Turning Point Therapeutics, which is developing targeted cancer drugs for patients whose tumors resist other precision therapies, has outlined plans for an IPO.
The company, which started operations in 2014, has raised nearly $148 million since inception. It is headed by Athena Countouriotis, who joined the company in May as its chief medical officer, then was promoted to chief executive in September.
The San Diego biotech is developing what it describes as a “next-generation” drug as a treatment for cancers associated with genetic variations that alter the enzymes ALK, ROS1, and TRK. Drugs already exist for some cancers associated with those enzymes, but patients can develop resistance to these types of treatments.
Turning Point’s lead drug candidate, repotrectinib, is in a Phase 1/2 trial with patients with solid tumors associated with genetic variations that alter those enzymes, including advanced non-small cell lung cancer with a genetic mutation associated with ROS1, and either haven’t been treated with or haven’t responded to one of those existing treatments, such as the Pfizer (NYSE: PFE) drug crizotinib (Xalkori). With the IPO funds, the San Diego biotech said, it plans to move repotrectinib into Phase 2 testing in the second half of this year. It also aims to get two other drug candidates into the clinic this year.
The company said its drugs are intended to reduce both treatment resistance and toxicities that can result during treatment with other drugs, and can limit how long patients can take such drugs. Turning Point set a placeholder figure of $100 million for its IPO fundraising target. (The company, founded in October 2013 as TP Therapeutics, changed its name to Turning Point in November.)
In October, the company raised an $80 million mezzanine financing round led by Foresite Capital and venBio Partners. HBM Partners (via its HBM Healthcare Investments fund) and Nextech Invest, both based in Switzerland, joined as new investors. Existing investors Cormorant Asset Management, Lilly Asia Ventures (LAV), OrbiMed Advisors, and SR One are also invested. (LAV was established as Lilly’s corporate venture arm, but later spun off as an independent management company.)
Before that round, Turning Point raised more than $64 million, including a $45 million Series C round in May 2017, led by LAV, OrbiMed, and SR.

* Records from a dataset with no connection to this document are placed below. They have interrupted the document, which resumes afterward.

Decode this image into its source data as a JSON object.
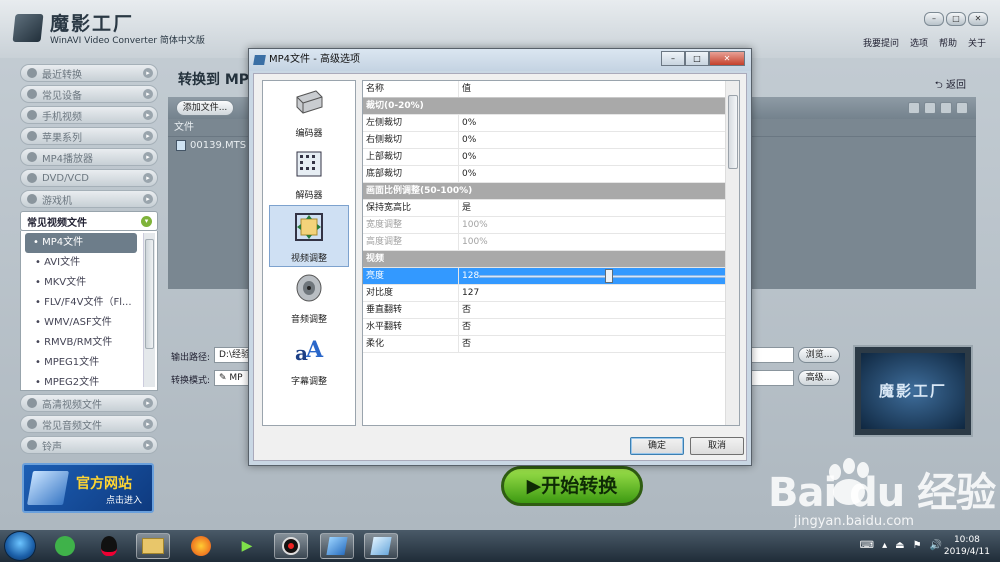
{
  "app": {
    "brand": "魔影工厂",
    "subtitle": "WinAVI Video Converter 简体中文版",
    "menu": [
      "我要提问",
      "选项",
      "帮助",
      "关于"
    ]
  },
  "sidebar": {
    "items_top": [
      "最近转换",
      "常见设备",
      "手机视频",
      "苹果系列",
      "MP4播放器",
      "DVD/VCD",
      "游戏机"
    ],
    "active": "常见视频文件",
    "sub_items": [
      "• MP4文件",
      "• AVI文件",
      "• MKV文件",
      "• FLV/F4V文件（Fl...",
      "• WMV/ASF文件",
      "• RMVB/RM文件",
      "• MPEG1文件",
      "• MPEG2文件"
    ],
    "items_bottom": [
      "高清视频文件",
      "常见音频文件",
      "铃声"
    ],
    "official": {
      "title": "官方网站",
      "sub": "点击进入"
    }
  },
  "main": {
    "title": "转换到 MP",
    "back": "返回",
    "add_file": "添加文件...",
    "file_header": "文件",
    "files": [
      "00139.MTS"
    ],
    "output_label": "输出路径:",
    "output_value": "D:\\经验",
    "browse": "浏览...",
    "mode_label": "转换模式:",
    "mode_value": "MP",
    "advanced": "高级...",
    "start": "开始转换"
  },
  "dialog": {
    "title": "MP4文件 - 高级选项",
    "categories": [
      "编码器",
      "解码器",
      "视频调整",
      "音频调整",
      "字幕调整"
    ],
    "table_head": {
      "name": "名称",
      "value": "值"
    },
    "rows": [
      {
        "type": "group",
        "name": "裁切(0-20%)"
      },
      {
        "type": "row",
        "name": "左侧裁切",
        "value": "0%"
      },
      {
        "type": "row",
        "name": "右侧裁切",
        "value": "0%"
      },
      {
        "type": "row",
        "name": "上部裁切",
        "value": "0%"
      },
      {
        "type": "row",
        "name": "底部裁切",
        "value": "0%"
      },
      {
        "type": "group",
        "name": "画面比例调整(50-100%)"
      },
      {
        "type": "row",
        "name": "保持宽高比",
        "value": "是"
      },
      {
        "type": "disabled",
        "name": "宽度调整",
        "value": "100%"
      },
      {
        "type": "disabled",
        "name": "高度调整",
        "value": "100%"
      },
      {
        "type": "group",
        "name": "视频"
      },
      {
        "type": "slider",
        "name": "亮度",
        "value": "128",
        "level": 0.5
      },
      {
        "type": "row",
        "name": "对比度",
        "value": "127"
      },
      {
        "type": "row",
        "name": "垂直翻转",
        "value": "否"
      },
      {
        "type": "row",
        "name": "水平翻转",
        "value": "否"
      },
      {
        "type": "row",
        "name": "柔化",
        "value": "否"
      }
    ],
    "ok": "确定",
    "cancel": "取消"
  },
  "watermark": {
    "text": "Bai du 经验",
    "url": "jingyan.baidu.com"
  },
  "taskbar": {
    "time": "10:08",
    "date": "2019/4/11"
  }
}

Turning Point’s largest investor shareholder is Cormorant, with 13.3 percent of shares. LAV, OrbiMed, and SR each have 8.2 percent; Foresite and venBio hold 6.3 percent each.
In 2017 and 2018, the company spent a total of about $36 million for research and development, according to the documents it filed Thursday. It reported losses of about $41 million over the two-year span. As of the end of 2018, it had about $101 million in cash on hand, according to its financials.